- [PROBLEM DESCRIPTION]: What lines in the records below hold the string "sélectionner"? Please show them.
START EXTRACTED INFORMATION
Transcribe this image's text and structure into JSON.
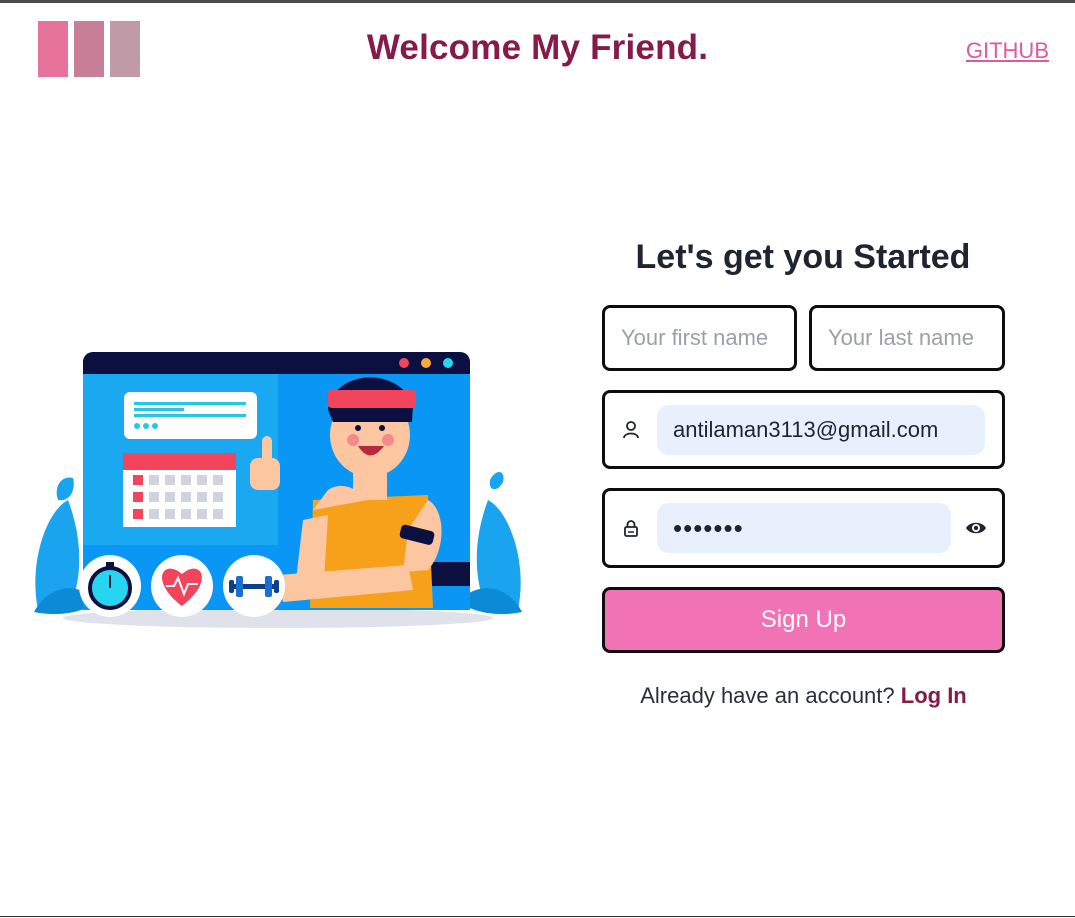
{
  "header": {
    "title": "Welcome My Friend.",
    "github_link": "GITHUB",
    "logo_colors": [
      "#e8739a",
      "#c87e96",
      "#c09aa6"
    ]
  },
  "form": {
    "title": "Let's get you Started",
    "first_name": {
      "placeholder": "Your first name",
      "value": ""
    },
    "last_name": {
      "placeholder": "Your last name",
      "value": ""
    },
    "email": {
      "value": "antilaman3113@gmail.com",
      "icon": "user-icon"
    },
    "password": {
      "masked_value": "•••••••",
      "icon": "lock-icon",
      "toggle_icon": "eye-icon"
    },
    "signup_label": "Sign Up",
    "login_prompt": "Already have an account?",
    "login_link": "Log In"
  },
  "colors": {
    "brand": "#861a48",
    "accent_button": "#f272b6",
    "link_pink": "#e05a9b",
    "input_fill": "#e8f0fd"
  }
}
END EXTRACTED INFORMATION
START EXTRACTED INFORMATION
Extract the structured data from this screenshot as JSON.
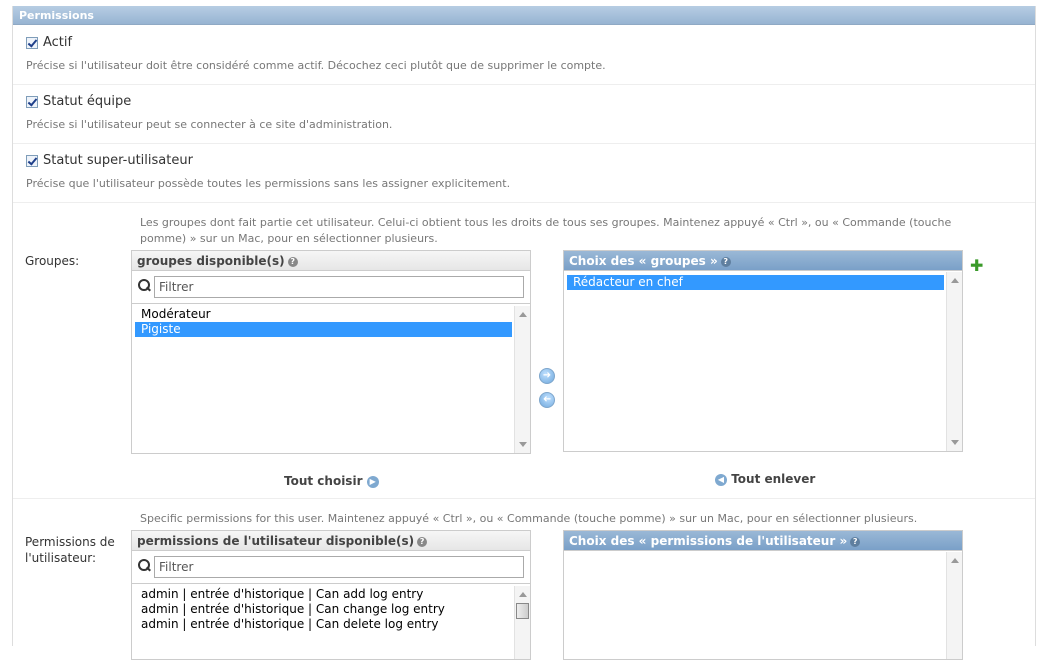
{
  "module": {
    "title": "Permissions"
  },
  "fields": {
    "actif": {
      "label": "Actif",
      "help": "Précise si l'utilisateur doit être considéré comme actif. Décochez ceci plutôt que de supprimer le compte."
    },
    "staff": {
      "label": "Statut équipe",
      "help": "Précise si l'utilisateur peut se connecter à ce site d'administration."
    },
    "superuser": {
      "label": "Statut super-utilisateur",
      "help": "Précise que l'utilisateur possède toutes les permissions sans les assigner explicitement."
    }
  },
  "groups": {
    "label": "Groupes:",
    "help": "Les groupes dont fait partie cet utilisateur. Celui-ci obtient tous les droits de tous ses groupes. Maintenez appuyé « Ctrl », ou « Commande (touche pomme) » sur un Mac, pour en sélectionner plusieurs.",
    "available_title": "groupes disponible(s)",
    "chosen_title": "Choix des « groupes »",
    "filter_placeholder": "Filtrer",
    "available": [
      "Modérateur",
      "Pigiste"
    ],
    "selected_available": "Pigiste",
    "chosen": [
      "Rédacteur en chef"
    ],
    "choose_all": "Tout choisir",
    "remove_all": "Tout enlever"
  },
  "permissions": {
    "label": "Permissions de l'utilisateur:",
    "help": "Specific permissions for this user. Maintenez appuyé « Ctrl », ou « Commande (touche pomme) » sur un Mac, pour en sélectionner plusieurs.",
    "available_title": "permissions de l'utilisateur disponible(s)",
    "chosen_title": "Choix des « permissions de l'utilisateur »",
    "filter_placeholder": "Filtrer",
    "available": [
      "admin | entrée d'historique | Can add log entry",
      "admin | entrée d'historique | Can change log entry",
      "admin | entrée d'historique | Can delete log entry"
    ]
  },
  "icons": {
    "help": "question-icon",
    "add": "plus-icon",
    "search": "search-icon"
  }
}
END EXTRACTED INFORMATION
- [ANSWER]:
    "help": "Les groupes dont fait partie cet utilisateur. Celui-ci obtient tous les droits de tous ses groupes. Maintenez appuyé « Ctrl », ou « Commande (touche pomme) » sur un Mac, pour en sélectionner plusieurs.",
    "help": "Specific permissions for this user. Maintenez appuyé « Ctrl », ou « Commande (touche pomme) » sur un Mac, pour en sélectionner plusieurs.",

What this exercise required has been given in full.